I don’t see it that way. First, my conclusion regarding the convention delegates in Minnesota’s Third Congressional District is that they, too, saw themselves as showing their principles, including integrity. To my electability argument referencing the general election, some flat out told me this: “I would rather lose in November than support a congressional candidate who is disloyal to our party’s leader.” Or, “I would rather lose than back a candidate who doesn’t stand up for a policy as strongly as I do.” Loyalty and voting with disregard of the electoral consequences indeed are forms of integrity. Certainly, these delegates’ statements were principled. Only if disingenuous or hypocritical is such a decision lacking in integrity.

Regarding Republican candidates who do endorse the Trump campaign, that is not necessarily unprincipled, either. If they truly believe Mr. Trump is the better of two binary options, or, as many sadly put it, “the lesser of two evils,” that is their prerogative.
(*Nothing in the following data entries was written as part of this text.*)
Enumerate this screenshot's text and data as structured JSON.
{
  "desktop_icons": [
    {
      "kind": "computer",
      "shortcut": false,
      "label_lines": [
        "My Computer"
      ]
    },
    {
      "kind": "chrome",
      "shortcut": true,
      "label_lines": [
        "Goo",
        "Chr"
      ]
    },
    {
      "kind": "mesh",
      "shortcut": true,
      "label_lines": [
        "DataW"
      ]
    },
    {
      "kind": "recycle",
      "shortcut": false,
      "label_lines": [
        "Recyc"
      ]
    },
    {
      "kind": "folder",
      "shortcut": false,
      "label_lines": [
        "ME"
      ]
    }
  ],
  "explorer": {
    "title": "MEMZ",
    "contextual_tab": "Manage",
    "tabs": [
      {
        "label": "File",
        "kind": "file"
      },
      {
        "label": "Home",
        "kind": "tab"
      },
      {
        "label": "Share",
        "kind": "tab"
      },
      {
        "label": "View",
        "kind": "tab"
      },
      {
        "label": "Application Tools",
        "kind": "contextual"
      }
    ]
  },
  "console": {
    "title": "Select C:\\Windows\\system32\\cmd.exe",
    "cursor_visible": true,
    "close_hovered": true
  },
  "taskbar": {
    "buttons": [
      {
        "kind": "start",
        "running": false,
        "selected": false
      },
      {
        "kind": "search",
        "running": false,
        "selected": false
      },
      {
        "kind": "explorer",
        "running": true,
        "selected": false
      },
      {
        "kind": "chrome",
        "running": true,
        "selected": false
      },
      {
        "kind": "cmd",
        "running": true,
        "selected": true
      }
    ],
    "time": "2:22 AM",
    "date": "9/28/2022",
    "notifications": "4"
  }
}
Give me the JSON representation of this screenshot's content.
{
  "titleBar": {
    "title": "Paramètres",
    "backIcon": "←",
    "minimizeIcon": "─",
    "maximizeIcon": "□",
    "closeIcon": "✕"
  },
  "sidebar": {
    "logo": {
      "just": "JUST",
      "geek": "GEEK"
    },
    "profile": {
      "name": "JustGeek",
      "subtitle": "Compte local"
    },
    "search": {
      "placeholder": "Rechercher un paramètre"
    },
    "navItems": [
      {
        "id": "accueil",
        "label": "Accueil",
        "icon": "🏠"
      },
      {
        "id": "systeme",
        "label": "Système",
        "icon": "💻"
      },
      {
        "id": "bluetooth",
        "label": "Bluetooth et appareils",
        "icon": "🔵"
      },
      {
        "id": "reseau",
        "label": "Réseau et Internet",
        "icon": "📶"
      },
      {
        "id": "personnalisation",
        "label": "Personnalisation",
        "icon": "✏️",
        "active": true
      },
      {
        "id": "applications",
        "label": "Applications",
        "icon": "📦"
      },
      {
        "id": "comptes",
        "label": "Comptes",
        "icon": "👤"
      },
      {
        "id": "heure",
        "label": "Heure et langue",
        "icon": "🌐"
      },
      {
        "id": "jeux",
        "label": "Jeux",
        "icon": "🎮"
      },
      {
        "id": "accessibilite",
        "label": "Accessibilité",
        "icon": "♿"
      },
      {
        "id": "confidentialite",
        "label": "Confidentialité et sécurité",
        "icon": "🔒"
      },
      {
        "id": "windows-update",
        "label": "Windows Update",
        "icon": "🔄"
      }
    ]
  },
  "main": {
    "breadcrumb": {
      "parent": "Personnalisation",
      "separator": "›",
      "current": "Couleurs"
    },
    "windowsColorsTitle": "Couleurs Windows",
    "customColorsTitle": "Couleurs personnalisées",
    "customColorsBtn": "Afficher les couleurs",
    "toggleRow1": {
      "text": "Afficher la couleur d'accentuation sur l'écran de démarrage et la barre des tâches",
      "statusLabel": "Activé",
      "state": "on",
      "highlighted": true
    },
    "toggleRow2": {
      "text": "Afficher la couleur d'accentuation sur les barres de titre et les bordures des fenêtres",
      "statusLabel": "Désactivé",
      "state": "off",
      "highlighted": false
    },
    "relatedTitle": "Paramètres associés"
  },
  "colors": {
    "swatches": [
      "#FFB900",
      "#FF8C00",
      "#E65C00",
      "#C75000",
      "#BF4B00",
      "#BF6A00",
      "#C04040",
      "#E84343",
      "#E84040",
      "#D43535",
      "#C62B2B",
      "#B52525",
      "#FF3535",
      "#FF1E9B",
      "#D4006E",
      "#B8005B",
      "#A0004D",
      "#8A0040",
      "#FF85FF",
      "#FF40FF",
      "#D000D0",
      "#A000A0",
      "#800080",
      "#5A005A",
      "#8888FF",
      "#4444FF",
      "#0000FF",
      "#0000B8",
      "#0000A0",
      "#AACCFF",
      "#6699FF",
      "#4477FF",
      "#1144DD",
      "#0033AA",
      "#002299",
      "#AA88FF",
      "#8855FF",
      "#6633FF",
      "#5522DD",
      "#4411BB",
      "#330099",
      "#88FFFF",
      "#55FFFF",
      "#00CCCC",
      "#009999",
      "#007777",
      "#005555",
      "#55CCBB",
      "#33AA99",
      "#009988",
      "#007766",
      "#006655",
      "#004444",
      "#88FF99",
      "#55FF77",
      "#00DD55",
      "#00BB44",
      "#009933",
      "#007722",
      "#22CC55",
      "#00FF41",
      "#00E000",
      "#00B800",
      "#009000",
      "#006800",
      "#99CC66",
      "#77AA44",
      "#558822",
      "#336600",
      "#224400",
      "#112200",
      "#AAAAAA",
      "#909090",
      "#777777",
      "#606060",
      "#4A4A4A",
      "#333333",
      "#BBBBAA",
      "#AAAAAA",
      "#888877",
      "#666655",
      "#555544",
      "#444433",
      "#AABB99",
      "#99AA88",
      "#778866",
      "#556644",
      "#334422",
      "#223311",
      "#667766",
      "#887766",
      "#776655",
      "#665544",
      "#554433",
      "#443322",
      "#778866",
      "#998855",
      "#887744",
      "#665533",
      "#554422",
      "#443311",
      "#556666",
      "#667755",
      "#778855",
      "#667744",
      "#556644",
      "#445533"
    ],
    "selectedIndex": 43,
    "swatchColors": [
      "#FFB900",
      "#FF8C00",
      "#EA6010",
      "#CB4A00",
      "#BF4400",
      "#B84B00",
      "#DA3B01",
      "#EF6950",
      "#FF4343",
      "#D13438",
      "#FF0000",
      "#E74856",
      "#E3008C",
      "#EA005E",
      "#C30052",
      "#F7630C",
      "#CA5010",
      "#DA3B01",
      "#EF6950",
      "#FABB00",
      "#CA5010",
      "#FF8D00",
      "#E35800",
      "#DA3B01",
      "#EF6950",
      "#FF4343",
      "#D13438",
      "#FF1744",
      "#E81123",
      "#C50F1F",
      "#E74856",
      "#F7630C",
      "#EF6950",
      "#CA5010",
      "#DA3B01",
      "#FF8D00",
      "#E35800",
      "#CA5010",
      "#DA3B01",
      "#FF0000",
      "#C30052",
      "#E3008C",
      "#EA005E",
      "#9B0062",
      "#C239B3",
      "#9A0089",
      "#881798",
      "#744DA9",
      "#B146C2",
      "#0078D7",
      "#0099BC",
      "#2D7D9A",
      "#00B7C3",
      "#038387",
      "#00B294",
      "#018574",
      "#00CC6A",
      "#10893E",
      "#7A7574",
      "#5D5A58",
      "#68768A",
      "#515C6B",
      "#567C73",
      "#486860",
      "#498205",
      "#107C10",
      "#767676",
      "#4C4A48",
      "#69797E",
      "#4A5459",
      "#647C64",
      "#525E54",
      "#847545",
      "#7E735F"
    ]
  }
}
I am going to continue pondering integrity, and I invite my readers to do the same. I do think integrity still matters, even in politics. I don’t think it is for losers. It is for leaders.

Written by Quentin R. Wittrock, founder of Principle Based Politics. 

Look for his posts each week, as this blog will explore and promote the idea of principle in politics, both as to individual elected leaders and our federal government as an institution.

Principle Based Politics does not endorse or support any particular political candidate or party.

1 Comment
  • Paul
    Posted at 23:35h, 27 May Reply

    I just read your latest pondering “
    Does integrity matter?
    and as usual very good. I am glad you were a candidate, for a while at least. I think everything or almost everything you stand for is good and definitely needed. I watched the video of the Osseo (maybe) Town hall meeting. Something up in the northern end. I did not understand why you were so hard on Donald Trump. Why did you even bring him up? You made it clear you were not supporting him. He wasn’t your opponent, the 3 opponents were at the table with you. I am not a fan of Donald Trump. Lesser of two evils you say that they have said? If not the Lesser, then what is he? Again I am not a fan.

    If a republican wins the seat you were going for but we do not flip the senate or the white house, how much is integrity going to do with the lackluster (both sides of the aisle) congress we have now? Again we need INTEGRITY big time. I will vote for Donald Trump. Is he going to fix America’s and the world’s ills, NO. We both know that there is not a man or politician that can really fix this. I am glad you and I both have a personal relationship with Jesus Christ, and we know that is the only fix this world needs.

    Having said (or typed) all that, I will hold my nose and vote for Trump, not because I like him, but I have seen what we were and I see what we are now. He will bring us more good than Joe Biden ever will. We see that very clearly now.

    Next time you run, I hope you do run, Take on your competition, and leave the white house alone.
    Integrity says: You will do the best you can do with what you have to work with, no matter who is in the White House.

    Thanks, Paul

Post A Comment